Even as the FBI's preliminary 2006 data shows crime trending back upward nationally and in big cities, L.A. is reporting a fifth consecutive year of decline under Police Chief Bill Bratton.

Bratton's now managed to quickly and consistently reduced crime rates while running the Boston, New York and Los Angeles police forces, meaning he's done it in three very different cities with very different police forces, and at very different demographic moments. In his words, "You can't be lucky seven times in a row.

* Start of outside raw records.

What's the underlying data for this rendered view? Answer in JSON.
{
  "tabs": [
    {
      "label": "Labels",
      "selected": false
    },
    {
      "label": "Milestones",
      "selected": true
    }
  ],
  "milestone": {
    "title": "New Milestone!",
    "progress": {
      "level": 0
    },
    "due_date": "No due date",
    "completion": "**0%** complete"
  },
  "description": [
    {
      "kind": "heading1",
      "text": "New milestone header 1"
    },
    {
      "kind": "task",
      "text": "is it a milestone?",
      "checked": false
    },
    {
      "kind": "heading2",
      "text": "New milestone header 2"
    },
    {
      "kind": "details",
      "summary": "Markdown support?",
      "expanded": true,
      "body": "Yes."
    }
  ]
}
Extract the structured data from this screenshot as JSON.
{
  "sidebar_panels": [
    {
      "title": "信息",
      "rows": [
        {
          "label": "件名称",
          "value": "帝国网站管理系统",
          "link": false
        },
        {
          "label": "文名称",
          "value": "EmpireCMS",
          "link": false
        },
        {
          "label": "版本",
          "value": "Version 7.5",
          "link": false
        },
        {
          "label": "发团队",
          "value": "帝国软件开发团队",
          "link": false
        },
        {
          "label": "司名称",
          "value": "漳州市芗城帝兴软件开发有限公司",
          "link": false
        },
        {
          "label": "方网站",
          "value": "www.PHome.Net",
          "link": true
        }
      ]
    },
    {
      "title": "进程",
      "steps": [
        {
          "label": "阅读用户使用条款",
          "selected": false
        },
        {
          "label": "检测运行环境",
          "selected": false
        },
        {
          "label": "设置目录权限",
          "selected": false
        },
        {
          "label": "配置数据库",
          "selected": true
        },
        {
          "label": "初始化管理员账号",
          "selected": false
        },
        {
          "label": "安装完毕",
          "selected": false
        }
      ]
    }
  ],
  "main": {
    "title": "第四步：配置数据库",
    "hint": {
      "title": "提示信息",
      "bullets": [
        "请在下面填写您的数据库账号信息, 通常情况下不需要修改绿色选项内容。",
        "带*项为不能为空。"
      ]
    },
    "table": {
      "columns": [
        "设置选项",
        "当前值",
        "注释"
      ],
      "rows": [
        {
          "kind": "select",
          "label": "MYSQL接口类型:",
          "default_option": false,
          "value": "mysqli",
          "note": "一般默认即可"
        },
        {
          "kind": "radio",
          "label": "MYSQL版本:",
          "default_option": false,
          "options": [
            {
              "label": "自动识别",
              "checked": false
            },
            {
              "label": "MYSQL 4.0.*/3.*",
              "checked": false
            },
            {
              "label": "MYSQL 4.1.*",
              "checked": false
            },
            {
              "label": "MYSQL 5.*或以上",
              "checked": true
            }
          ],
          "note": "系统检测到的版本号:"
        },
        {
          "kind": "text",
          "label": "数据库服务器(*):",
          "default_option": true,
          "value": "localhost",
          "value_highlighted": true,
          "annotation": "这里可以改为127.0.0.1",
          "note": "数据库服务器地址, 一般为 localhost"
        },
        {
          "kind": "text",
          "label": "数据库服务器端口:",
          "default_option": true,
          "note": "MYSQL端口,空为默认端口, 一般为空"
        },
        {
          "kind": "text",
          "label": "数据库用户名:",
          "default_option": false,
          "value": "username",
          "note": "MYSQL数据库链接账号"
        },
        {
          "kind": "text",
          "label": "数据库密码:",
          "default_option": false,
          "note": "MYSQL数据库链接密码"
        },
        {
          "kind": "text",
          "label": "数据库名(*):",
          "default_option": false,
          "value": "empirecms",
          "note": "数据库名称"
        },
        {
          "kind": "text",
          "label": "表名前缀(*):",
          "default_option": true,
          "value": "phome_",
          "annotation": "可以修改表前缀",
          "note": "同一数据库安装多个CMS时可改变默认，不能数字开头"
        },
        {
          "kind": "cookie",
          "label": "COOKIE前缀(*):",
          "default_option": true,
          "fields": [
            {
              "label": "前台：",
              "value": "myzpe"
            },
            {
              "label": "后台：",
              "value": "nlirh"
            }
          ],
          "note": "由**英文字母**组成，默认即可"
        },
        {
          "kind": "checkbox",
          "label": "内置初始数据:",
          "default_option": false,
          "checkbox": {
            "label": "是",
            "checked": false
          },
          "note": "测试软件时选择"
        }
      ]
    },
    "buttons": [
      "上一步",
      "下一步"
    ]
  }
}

If I was, I'd be making a living hanging out at the blackjack table."

His success in L.A. comes as

the study found significant per capita increases in violent crime in several Southern California cities with populations of more than 100,000, including Lancaster, Orange, Inglewood, Santa Clarita, Ontario and Moreno Valley.

For the full year, Orange County's two largest cities, Anaheim and Santa Ana, recorded increases in violent crime, officials said Tuesday…

The last time LAPD statistics showed the current tally of 123,700 Part I crimes (which include violent crimes, burglaries and car thefts) was in the early 1960s. On a per capita basis, the number of reported serious crimes per 10,000 people was on the level not seen since the early 1950s, according to department figures.

The question remains: why aren't more cities following Bratton's example?